The vision ended, and I looked up at her. The book must have survived the looting, and ended up here.
“I’m so sorry,” I said. “I’m so, so sorry. But you can’t keep on doing this.”
Abigail Daughtry’s eyes widened, then began to narrow in anger.
“Wait,” I said. “Please.” I touched her ghostly hand, and showed her everything.
Showed her my family. My husband, my children. My people. Showed her the coronation of King Richard. The riots. The fear. The castle. The siege.
I let her see my husband and children die in the Massacre of York. I let her see the face of the vampire who plucked me from the edge of mortality. The years, centuries spent under this curse. And the warmth of love and friendship I still let myself feel.
“How?” the ghost asked. “Why are you happy?”
I smiled. “Because of faith,” I said. “And hope. And love.
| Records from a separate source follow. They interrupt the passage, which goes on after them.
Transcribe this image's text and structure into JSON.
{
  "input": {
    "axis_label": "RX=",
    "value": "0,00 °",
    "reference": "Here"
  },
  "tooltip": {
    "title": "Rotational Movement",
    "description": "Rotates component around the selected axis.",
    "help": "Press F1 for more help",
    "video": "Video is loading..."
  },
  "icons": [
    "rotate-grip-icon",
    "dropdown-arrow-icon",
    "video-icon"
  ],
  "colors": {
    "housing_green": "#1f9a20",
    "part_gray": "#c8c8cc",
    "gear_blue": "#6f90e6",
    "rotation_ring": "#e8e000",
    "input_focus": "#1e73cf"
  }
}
You don’t have to linger, Abigail. You don’t have to hate. You can move on.”
She pulled back her hands, and closed her eyes.
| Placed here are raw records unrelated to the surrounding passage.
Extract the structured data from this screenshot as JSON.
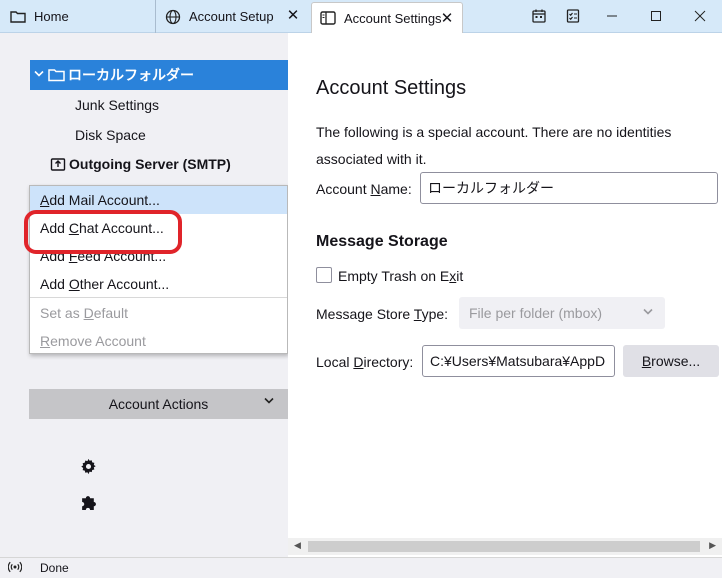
{
  "tabs": [
    {
      "label": "Home"
    },
    {
      "label": "Account Setup",
      "close": "✕"
    },
    {
      "label": "Account Settings",
      "close": "✕"
    }
  ],
  "sidebar": {
    "root_label": "ローカルフォルダー",
    "items": [
      {
        "label": "Junk Settings"
      },
      {
        "label": "Disk Space"
      }
    ],
    "smtp_label": "Outgoing Server (SMTP)"
  },
  "menu": {
    "items": [
      {
        "pre": "",
        "key": "A",
        "post": "dd Mail Account..."
      },
      {
        "pre": "Add ",
        "key": "C",
        "post": "hat Account..."
      },
      {
        "pre": "Add ",
        "key": "F",
        "post": "eed Account..."
      },
      {
        "pre": "Add ",
        "key": "O",
        "post": "ther Account..."
      }
    ],
    "disabled_items": [
      {
        "pre": "Set as ",
        "key": "D",
        "post": "efault"
      },
      {
        "pre": "",
        "key": "R",
        "post": "emove Account"
      }
    ]
  },
  "account_actions_label": "Account Actions",
  "main": {
    "title": "Account Settings",
    "description": "The following is a special account. There are no identities associated with it.",
    "account_name": {
      "pre": "Account ",
      "key": "N",
      "post": "ame:",
      "value": "ローカルフォルダー"
    },
    "message_storage_title": "Message Storage",
    "empty_trash": {
      "pre": "Empty Trash on E",
      "key": "x",
      "post": "it"
    },
    "store_type": {
      "pre": "Message Store ",
      "key": "T",
      "post": "ype:",
      "value": "File per folder (mbox)"
    },
    "local_directory": {
      "pre": "Local ",
      "key": "D",
      "post": "irectory:",
      "value": "C:¥Users¥Matsubara¥AppD"
    },
    "browse": {
      "pre": "",
      "key": "B",
      "post": "rowse..."
    }
  },
  "status": {
    "text": "Done"
  }
}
“Please,” I said. “Let it go. Leave the grudge behind. You can do what I can’t do. You can go to your family again.”
Abigail Daughtry opened her eyes, and her dress was whole again.
“Have faith,” I said. “You can do it. I know you can.”
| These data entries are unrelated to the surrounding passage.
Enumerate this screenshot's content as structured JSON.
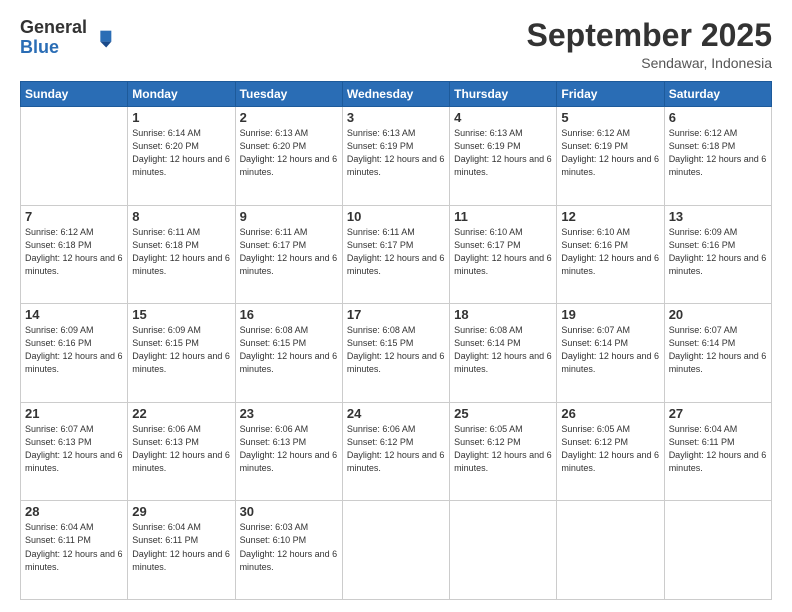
{
  "logo": {
    "general": "General",
    "blue": "Blue"
  },
  "title": "September 2025",
  "location": "Sendawar, Indonesia",
  "days_header": [
    "Sunday",
    "Monday",
    "Tuesday",
    "Wednesday",
    "Thursday",
    "Friday",
    "Saturday"
  ],
  "weeks": [
    [
      {
        "day": "",
        "sunrise": "",
        "sunset": "",
        "daylight": ""
      },
      {
        "day": "1",
        "sunrise": "Sunrise: 6:14 AM",
        "sunset": "Sunset: 6:20 PM",
        "daylight": "Daylight: 12 hours and 6 minutes."
      },
      {
        "day": "2",
        "sunrise": "Sunrise: 6:13 AM",
        "sunset": "Sunset: 6:20 PM",
        "daylight": "Daylight: 12 hours and 6 minutes."
      },
      {
        "day": "3",
        "sunrise": "Sunrise: 6:13 AM",
        "sunset": "Sunset: 6:19 PM",
        "daylight": "Daylight: 12 hours and 6 minutes."
      },
      {
        "day": "4",
        "sunrise": "Sunrise: 6:13 AM",
        "sunset": "Sunset: 6:19 PM",
        "daylight": "Daylight: 12 hours and 6 minutes."
      },
      {
        "day": "5",
        "sunrise": "Sunrise: 6:12 AM",
        "sunset": "Sunset: 6:19 PM",
        "daylight": "Daylight: 12 hours and 6 minutes."
      },
      {
        "day": "6",
        "sunrise": "Sunrise: 6:12 AM",
        "sunset": "Sunset: 6:18 PM",
        "daylight": "Daylight: 12 hours and 6 minutes."
      }
    ],
    [
      {
        "day": "7",
        "sunrise": "Sunrise: 6:12 AM",
        "sunset": "Sunset: 6:18 PM",
        "daylight": "Daylight: 12 hours and 6 minutes."
      },
      {
        "day": "8",
        "sunrise": "Sunrise: 6:11 AM",
        "sunset": "Sunset: 6:18 PM",
        "daylight": "Daylight: 12 hours and 6 minutes."
      },
      {
        "day": "9",
        "sunrise": "Sunrise: 6:11 AM",
        "sunset": "Sunset: 6:17 PM",
        "daylight": "Daylight: 12 hours and 6 minutes."
      },
      {
        "day": "10",
        "sunrise": "Sunrise: 6:11 AM",
        "sunset": "Sunset: 6:17 PM",
        "daylight": "Daylight: 12 hours and 6 minutes."
      },
      {
        "day": "11",
        "sunrise": "Sunrise: 6:10 AM",
        "sunset": "Sunset: 6:17 PM",
        "daylight": "Daylight: 12 hours and 6 minutes."
      },
      {
        "day": "12",
        "sunrise": "Sunrise: 6:10 AM",
        "sunset": "Sunset: 6:16 PM",
        "daylight": "Daylight: 12 hours and 6 minutes."
      },
      {
        "day": "13",
        "sunrise": "Sunrise: 6:09 AM",
        "sunset": "Sunset: 6:16 PM",
        "daylight": "Daylight: 12 hours and 6 minutes."
      }
    ],
    [
      {
        "day": "14",
        "sunrise": "Sunrise: 6:09 AM",
        "sunset": "Sunset: 6:16 PM",
        "daylight": "Daylight: 12 hours and 6 minutes."
      },
      {
        "day": "15",
        "sunrise": "Sunrise: 6:09 AM",
        "sunset": "Sunset: 6:15 PM",
        "daylight": "Daylight: 12 hours and 6 minutes."
      },
      {
        "day": "16",
        "sunrise": "Sunrise: 6:08 AM",
        "sunset": "Sunset: 6:15 PM",
        "daylight": "Daylight: 12 hours and 6 minutes."
      },
      {
        "day": "17",
        "sunrise": "Sunrise: 6:08 AM",
        "sunset": "Sunset: 6:15 PM",
        "daylight": "Daylight: 12 hours and 6 minutes."
      },
      {
        "day": "18",
        "sunrise": "Sunrise: 6:08 AM",
        "sunset": "Sunset: 6:14 PM",
        "daylight": "Daylight: 12 hours and 6 minutes."
      },
      {
        "day": "19",
        "sunrise": "Sunrise: 6:07 AM",
        "sunset": "Sunset: 6:14 PM",
        "daylight": "Daylight: 12 hours and 6 minutes."
      },
      {
        "day": "20",
        "sunrise": "Sunrise: 6:07 AM",
        "sunset": "Sunset: 6:14 PM",
        "daylight": "Daylight: 12 hours and 6 minutes."
      }
    ],
    [
      {
        "day": "21",
        "sunrise": "Sunrise: 6:07 AM",
        "sunset": "Sunset: 6:13 PM",
        "daylight": "Daylight: 12 hours and 6 minutes."
      },
      {
        "day": "22",
        "sunrise": "Sunrise: 6:06 AM",
        "sunset": "Sunset: 6:13 PM",
        "daylight": "Daylight: 12 hours and 6 minutes."
      },
      {
        "day": "23",
        "sunrise": "Sunrise: 6:06 AM",
        "sunset": "Sunset: 6:13 PM",
        "daylight": "Daylight: 12 hours and 6 minutes."
      },
      {
        "day": "24",
        "sunrise": "Sunrise: 6:06 AM",
        "sunset": "Sunset: 6:12 PM",
        "daylight": "Daylight: 12 hours and 6 minutes."
      },
      {
        "day": "25",
        "sunrise": "Sunrise: 6:05 AM",
        "sunset": "Sunset: 6:12 PM",
        "daylight": "Daylight: 12 hours and 6 minutes."
      },
      {
        "day": "26",
        "sunrise": "Sunrise: 6:05 AM",
        "sunset": "Sunset: 6:12 PM",
        "daylight": "Daylight: 12 hours and 6 minutes."
      },
      {
        "day": "27",
        "sunrise": "Sunrise: 6:04 AM",
        "sunset": "Sunset: 6:11 PM",
        "daylight": "Daylight: 12 hours and 6 minutes."
      }
    ],
    [
      {
        "day": "28",
        "sunrise": "Sunrise: 6:04 AM",
        "sunset": "Sunset: 6:11 PM",
        "daylight": "Daylight: 12 hours and 6 minutes."
      },
      {
        "day": "29",
        "sunrise": "Sunrise: 6:04 AM",
        "sunset": "Sunset: 6:11 PM",
        "daylight": "Daylight: 12 hours and 6 minutes."
      },
      {
        "day": "30",
        "sunrise": "Sunrise: 6:03 AM",
        "sunset": "Sunset: 6:10 PM",
        "daylight": "Daylight: 12 hours and 6 minutes."
      },
      {
        "day": "",
        "sunrise": "",
        "sunset": "",
        "daylight": ""
      },
      {
        "day": "",
        "sunrise": "",
        "sunset": "",
        "daylight": ""
      },
      {
        "day": "",
        "sunrise": "",
        "sunset": "",
        "daylight": ""
      },
      {
        "day": "",
        "sunrise": "",
        "sunset": "",
        "daylight": ""
      }
    ]
  ]
}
A single tear, sparkling like a diamond, trailed down the spirit’s cheek. She smiled, an expression belonging to her old self, young and full of hope.
“And maybe I’ll see you someday when I get there myself,” I said. “But go. Go see your family. Your kids are waiting for you.”
Abigail Daughtry began to fade. I nodded once, and let out a deep sigh. Then I realized something.
“Wait!” I said. “One more thing!”
The ghost, nearly gone, stopped and gave me a quizzical look.
I gestured around the wrecked bookshelves. “Is there any way you can, um, fix some of this? I really don’t want to get my new friend fired.”
Abigail Daughtry laughed at me, and then disappeared.
“Oh, poop,” I said.
Jim approached me. Slowly.
“I think you’re allowed to curse now,” he said.
I looked up and down the room. “Okay,” I said. “Two bookcases are wrecked. I don’t know how bad the books are, but I think if we can stack them neatly, it’ll help mitigate the damage a bit. I’m so sorry about this, Jimmy.”
I bent down and started picking up old books. The damage didn’t seem that bad, not really. “I’ll have to cough up the whole fee just to cover this,” I said. “Do you guys have insurance?”
“That was a ghost,” he said. “A real, live, vengeful ghost, and we fought it with Jew magic, and I’m pretty sure you have fangs, and you’re worried about cleanup?”
“You’re not getting fired over this,” I said. “There was a struggle. You saw it. It wasn’t your fault. I’ll pay for the shelving. Please oh please tell me that the books are insured.”
“They’re… they’re insured,” Jim said, looking at me like I was some sort of alien.
“Good,” I said. “Help me stack these books. Your boss is going to have a heart attack. And yes, I have fangs. Long story.”
Jim facepalmed. In all honesty, he was taking this rather well.
I stopped, and sighed, shaking my head.
“So,” I asked. “How about that coffee?”